Mentions: In order to establish a FRET coupling relationship between the QD core and bR retinal that is involved in the QD emission reduction, as opposed to other absorptive or concentration effects, the excited state lifetime of the QD was measured. Utilizing a 100fs laser excitation pulse with a 25 ps resolution detection technique, the QD electrons were excited and the electron-hole recombination rates were measured. In a FRET-coupled system, a portion of the excited electron energy will transfer to the overlapping energy band in the acceptor molecule, thus reducing the amount of QD photons released over time and ultimately reducing the QD excited state lifetime. With this technique, the energy transfer relationship can be isolated from other quenching phenomenon and concentration effects. The fluorescence lifetimes were measured at the QD emission maximum of 565 nm and monitored the electron energy transfer to bR, in both monomeric and PM fragment form, when directly linked via a zero-length EDC linker. The wavelength of the excitation laser was set to 340 nm to minimize activation of the bR photoresponse. Figure 4 shows the excited state decay spectra of QD, QD-PM, and QD-bR monomer systems.

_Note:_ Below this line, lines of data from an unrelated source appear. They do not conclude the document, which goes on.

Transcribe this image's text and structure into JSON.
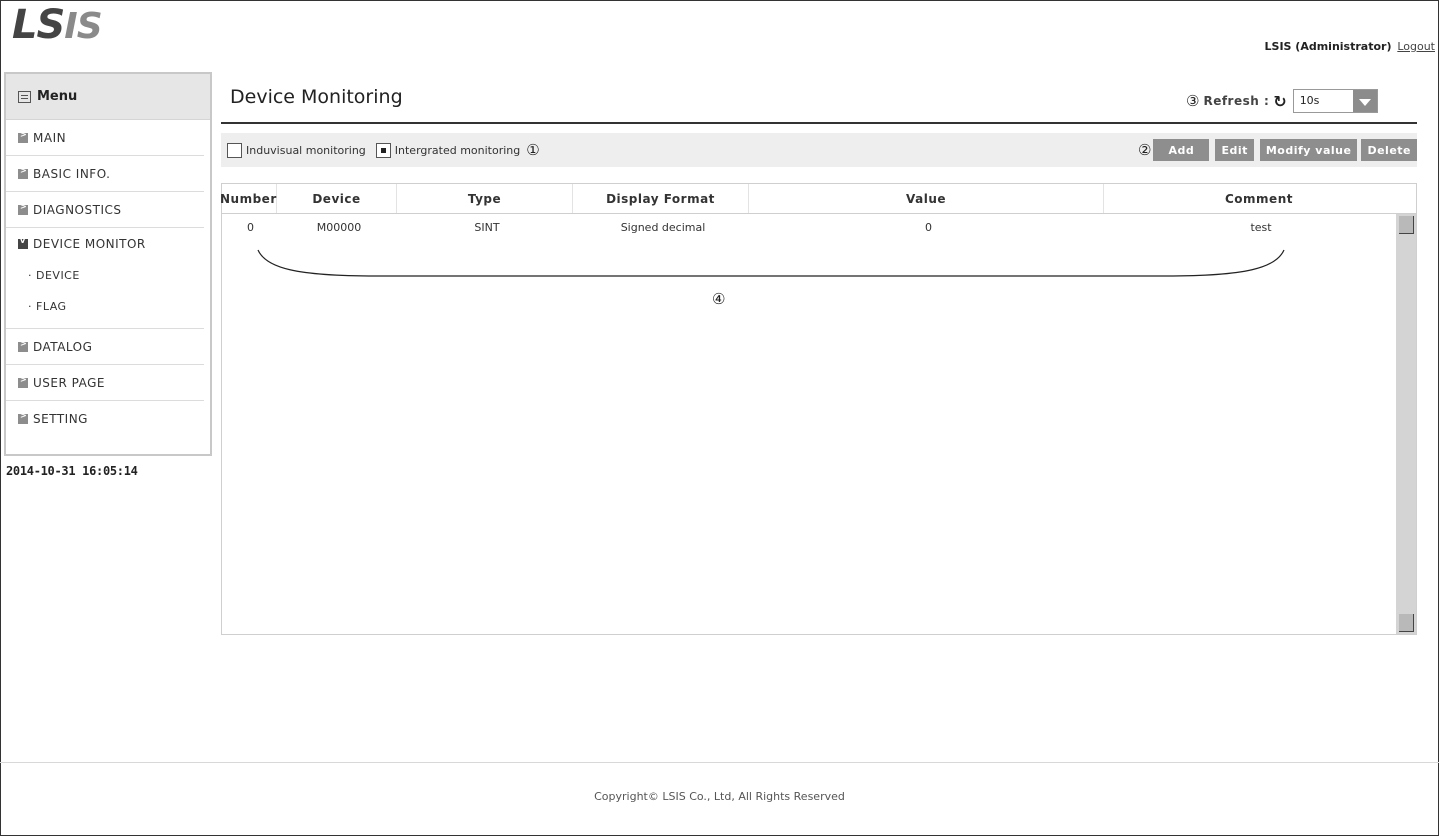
{
  "header": {
    "logo_main": "LS",
    "logo_sub": "IS",
    "user_label": "LSIS (Administrator)",
    "logout_label": "Logout"
  },
  "sidebar": {
    "title": "Menu",
    "items": [
      {
        "label": "MAIN"
      },
      {
        "label": "BASIC INFO."
      },
      {
        "label": "DIAGNOSTICS"
      },
      {
        "label": "DEVICE MONITOR",
        "expanded": true
      },
      {
        "label": "DATALOG"
      },
      {
        "label": "USER PAGE"
      },
      {
        "label": "SETTING"
      }
    ],
    "subitems": [
      {
        "label": "· DEVICE"
      },
      {
        "label": "· FLAG"
      }
    ],
    "datetime": "2014-10-31 16:05:14"
  },
  "main": {
    "title": "Device Monitoring",
    "refresh": {
      "marker": "③",
      "label": "Refresh :",
      "icon": "refresh-icon",
      "value": "10s"
    },
    "toolbar": {
      "individual_label": "Induvisual monitoring",
      "individual_checked": false,
      "integrated_label": "Intergrated monitoring",
      "integrated_checked": true,
      "marker1": "①",
      "marker2": "②",
      "buttons": {
        "add": "Add",
        "edit": "Edit",
        "modify": "Modify value",
        "delete": "Delete"
      }
    },
    "grid": {
      "columns": [
        "Number",
        "Device",
        "Type",
        "Display Format",
        "Value",
        "Comment"
      ],
      "rows": [
        [
          "0",
          "M00000",
          "SINT",
          "Signed decimal",
          "0",
          "test"
        ]
      ]
    },
    "marker4": "④"
  },
  "footer": {
    "copyright": "Copyright© LSIS Co., Ltd, All Rights Reserved"
  }
}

Bottom Line: An energy transfer relationship between core-shell CdSe/ZnS quantum dots (QDs) and the optical protein bacteriorhodopsin (bR) is shown, demonstrating a distance-dependent energy transfer with 88.2% and 51.1% of the QD energy being transferred to the bR monomer at separation distances of 3.5 nm and 8.5 nm, respectively.Fluorescence lifetime measurements isolate nonradiative energy transfer, other than optical absorptive mechanisms, with the effective QD excited state lifetime reducing from 18.0 ns to 13.3 ns with bR integration, demonstrating the Förster resonance energy transfer contributes to 26.1% of the transferred QD energy at the 3.5 nm separation distance.The established direct energy transfer mechanism holds the potential to enhance the bR spectral range and sensitivity of energies that the protein can utilize, increasing its subsequent photocurrent generation, a significant potential expansion of the applicability of bR in solar cell, biosensing, biocomputing, optoelectronic, and imaging technologies.

View Article: PubMed Central - PubMed

Affiliation: Department of Mechanical Engineering Mechanics, Michigan Technological University, 815 RL Smith, 1400 Townsend Drive, Houghton, MI 49931, USA.

ABSTRACT
An energy transfer relationship between core-shell CdSe/ZnS quantum dots (QDs) and the optical protein bacteriorhodopsin (bR) is shown, demonstrating a distance-dependent energy transfer with 88.2% and 51.1% of the QD energy being transferred to the bR monomer at separation distances of 3.5 nm and 8.5 nm, respectively. Fluorescence lifetime measurements isolate nonradiative energy transfer, other than optical absorptive mechanisms, with the effective QD excited state lifetime reducing from 18.0 ns to 13.3 ns with bR integration, demonstrating the Förster resonance energy transfer contributes to 26.1% of the transferred QD energy at the 3.5 nm separation distance. The established direct energy transfer mechanism holds the potential to enhance the bR spectral range and sensitivity of energies that the protein can utilize, increasing its subsequent photocurrent generation, a significant potential expansion of the applicability of bR in solar cell, biosensing, biocomputing, optoelectronic, and imaging technologies.

No MeSH data available.


Related in: MedlinePlus